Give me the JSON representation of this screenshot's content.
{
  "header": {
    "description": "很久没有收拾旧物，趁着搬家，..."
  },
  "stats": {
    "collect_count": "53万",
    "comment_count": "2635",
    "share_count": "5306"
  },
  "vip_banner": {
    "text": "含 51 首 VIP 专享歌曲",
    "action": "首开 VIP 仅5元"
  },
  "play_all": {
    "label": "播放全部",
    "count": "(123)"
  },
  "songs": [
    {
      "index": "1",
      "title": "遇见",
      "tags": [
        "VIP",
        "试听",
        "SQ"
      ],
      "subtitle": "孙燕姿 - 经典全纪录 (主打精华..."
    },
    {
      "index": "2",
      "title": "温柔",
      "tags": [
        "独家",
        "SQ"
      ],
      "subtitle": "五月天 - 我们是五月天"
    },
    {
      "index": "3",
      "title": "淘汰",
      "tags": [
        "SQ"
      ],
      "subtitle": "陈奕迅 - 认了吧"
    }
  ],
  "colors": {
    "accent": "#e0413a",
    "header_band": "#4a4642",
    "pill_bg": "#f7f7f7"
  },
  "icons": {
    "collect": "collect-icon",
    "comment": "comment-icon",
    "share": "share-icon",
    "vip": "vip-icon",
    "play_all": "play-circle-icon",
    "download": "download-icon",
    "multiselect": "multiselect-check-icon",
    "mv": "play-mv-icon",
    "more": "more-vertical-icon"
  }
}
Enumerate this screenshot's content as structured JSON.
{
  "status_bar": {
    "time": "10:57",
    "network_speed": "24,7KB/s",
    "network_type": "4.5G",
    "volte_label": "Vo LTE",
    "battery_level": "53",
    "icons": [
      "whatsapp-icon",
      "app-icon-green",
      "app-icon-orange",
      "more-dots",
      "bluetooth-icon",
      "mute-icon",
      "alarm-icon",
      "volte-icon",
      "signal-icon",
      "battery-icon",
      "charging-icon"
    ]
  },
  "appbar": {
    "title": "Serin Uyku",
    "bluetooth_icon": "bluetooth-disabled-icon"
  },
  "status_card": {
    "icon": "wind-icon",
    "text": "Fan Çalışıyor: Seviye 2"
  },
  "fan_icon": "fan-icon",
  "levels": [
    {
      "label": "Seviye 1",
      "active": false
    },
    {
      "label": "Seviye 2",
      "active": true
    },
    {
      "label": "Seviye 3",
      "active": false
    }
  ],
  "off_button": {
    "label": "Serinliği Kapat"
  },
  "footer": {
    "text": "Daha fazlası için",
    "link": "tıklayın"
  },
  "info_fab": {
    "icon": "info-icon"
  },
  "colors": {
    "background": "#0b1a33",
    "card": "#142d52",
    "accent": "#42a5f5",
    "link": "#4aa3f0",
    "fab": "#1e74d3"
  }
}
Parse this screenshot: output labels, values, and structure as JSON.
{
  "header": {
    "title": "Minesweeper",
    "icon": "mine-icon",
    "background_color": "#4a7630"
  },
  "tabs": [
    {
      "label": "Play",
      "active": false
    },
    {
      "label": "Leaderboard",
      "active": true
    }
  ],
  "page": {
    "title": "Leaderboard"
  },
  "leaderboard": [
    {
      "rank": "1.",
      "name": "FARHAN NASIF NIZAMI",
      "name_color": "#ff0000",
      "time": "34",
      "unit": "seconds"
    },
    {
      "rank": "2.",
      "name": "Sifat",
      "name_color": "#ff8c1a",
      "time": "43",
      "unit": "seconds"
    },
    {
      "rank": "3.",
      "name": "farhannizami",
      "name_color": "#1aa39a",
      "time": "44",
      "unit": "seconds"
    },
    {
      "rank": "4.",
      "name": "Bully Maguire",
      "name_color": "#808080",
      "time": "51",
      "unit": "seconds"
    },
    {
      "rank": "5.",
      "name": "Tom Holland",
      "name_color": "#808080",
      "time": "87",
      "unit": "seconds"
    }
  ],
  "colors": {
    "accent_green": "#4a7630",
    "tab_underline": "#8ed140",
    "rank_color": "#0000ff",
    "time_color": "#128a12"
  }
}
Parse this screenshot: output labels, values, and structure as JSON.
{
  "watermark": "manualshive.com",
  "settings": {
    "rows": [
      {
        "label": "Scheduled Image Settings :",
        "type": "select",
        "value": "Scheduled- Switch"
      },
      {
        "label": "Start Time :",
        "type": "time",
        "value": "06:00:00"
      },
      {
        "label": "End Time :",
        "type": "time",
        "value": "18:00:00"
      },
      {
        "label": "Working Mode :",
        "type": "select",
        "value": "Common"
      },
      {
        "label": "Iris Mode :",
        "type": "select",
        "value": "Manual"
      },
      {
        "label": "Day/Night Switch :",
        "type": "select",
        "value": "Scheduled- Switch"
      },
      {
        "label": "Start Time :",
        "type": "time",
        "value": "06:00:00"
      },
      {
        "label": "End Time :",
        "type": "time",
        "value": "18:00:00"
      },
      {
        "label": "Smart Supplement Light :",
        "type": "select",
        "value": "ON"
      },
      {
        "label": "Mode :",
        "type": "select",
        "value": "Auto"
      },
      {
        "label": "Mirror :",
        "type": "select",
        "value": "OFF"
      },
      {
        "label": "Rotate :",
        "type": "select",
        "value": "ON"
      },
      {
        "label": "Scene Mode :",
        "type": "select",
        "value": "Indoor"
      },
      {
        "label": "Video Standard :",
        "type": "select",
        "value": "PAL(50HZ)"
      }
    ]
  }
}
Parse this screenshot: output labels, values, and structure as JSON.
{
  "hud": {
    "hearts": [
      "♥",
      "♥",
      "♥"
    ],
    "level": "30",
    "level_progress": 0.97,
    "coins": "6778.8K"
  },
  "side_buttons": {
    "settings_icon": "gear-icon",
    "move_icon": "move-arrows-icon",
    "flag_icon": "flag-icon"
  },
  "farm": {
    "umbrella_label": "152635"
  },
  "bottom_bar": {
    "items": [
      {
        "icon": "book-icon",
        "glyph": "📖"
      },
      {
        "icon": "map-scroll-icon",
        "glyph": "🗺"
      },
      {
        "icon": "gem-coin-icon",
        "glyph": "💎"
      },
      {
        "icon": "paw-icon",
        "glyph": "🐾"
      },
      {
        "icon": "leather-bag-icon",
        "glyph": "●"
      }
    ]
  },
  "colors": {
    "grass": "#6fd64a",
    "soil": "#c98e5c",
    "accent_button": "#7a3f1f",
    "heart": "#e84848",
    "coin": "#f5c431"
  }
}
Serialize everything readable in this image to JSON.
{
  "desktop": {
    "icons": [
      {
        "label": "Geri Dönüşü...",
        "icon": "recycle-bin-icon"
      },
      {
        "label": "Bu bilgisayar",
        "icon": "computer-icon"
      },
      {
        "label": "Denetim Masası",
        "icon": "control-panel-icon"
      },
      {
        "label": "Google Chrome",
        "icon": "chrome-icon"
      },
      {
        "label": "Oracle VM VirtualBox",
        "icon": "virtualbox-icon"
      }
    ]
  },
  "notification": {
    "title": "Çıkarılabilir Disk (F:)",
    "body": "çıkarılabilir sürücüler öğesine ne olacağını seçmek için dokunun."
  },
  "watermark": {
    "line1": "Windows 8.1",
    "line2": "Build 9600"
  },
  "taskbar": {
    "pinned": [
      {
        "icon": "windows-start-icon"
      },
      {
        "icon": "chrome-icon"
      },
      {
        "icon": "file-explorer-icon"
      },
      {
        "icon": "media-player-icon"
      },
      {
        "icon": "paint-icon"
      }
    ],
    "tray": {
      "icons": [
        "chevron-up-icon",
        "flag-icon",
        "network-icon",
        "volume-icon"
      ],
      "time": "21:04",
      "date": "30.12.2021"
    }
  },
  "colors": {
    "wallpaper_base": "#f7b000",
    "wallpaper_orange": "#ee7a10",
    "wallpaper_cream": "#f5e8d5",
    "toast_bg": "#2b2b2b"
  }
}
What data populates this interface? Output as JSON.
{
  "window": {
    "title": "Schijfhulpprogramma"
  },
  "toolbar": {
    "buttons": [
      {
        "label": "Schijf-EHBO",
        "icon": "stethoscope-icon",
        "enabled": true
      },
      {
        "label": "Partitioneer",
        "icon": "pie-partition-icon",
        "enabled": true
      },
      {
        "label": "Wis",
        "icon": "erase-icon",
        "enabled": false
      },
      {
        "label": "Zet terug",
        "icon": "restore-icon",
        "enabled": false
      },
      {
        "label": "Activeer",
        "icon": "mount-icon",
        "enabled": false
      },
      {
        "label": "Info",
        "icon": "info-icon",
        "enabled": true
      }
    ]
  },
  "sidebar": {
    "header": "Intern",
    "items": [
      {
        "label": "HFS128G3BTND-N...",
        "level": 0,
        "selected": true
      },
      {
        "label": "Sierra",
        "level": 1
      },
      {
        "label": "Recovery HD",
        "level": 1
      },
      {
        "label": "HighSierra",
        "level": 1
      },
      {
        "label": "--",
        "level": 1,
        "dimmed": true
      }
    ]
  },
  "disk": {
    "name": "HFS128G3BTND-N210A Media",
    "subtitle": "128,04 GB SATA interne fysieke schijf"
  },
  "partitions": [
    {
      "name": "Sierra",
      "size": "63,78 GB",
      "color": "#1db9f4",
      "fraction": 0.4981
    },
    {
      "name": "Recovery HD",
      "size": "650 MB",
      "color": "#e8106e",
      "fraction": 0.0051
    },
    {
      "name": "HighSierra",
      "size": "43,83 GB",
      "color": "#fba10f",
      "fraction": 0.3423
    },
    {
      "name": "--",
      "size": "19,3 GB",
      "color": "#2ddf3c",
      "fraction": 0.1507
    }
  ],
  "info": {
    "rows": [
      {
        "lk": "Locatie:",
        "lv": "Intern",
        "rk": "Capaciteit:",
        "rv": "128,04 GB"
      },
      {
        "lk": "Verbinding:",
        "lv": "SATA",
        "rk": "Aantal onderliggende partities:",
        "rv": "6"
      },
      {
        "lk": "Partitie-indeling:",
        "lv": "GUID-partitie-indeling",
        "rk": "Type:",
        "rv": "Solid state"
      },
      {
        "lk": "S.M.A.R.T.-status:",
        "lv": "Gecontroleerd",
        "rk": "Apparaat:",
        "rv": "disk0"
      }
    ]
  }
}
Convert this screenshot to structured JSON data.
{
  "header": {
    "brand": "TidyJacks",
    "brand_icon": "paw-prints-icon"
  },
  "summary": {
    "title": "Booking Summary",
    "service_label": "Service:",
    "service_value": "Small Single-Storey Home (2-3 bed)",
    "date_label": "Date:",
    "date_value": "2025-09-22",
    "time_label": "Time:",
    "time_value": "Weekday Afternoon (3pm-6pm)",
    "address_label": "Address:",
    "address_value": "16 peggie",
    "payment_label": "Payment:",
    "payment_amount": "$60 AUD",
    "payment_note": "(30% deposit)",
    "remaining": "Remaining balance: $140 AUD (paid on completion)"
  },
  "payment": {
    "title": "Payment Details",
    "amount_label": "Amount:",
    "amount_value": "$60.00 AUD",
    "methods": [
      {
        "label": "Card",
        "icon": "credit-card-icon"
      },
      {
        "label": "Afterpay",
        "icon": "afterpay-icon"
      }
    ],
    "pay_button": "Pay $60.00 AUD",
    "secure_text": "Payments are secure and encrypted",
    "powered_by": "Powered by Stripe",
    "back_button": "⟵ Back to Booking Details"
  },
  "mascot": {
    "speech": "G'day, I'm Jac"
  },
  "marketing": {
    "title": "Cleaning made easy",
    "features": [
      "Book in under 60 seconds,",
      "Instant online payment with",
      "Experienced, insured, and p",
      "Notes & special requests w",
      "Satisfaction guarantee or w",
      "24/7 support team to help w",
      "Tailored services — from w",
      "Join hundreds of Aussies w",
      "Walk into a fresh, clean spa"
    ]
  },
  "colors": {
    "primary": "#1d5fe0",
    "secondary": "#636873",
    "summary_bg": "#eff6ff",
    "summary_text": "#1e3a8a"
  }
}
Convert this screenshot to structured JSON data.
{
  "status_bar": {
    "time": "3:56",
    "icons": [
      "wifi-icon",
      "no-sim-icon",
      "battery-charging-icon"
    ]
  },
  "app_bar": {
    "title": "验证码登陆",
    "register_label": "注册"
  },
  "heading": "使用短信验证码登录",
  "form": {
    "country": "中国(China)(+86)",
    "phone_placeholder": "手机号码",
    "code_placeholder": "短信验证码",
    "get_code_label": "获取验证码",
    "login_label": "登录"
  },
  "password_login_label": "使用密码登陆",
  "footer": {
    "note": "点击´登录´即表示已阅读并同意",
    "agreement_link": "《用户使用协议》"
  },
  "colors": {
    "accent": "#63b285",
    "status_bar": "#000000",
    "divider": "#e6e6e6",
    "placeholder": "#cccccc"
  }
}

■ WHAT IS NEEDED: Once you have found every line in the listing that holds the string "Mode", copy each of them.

■ RESPONSE TO THIS TASK:
        "label": "Working Mode :",
        "label": "Iris Mode :",
        "label": "Mode :",
        "label": "Scene Mode :",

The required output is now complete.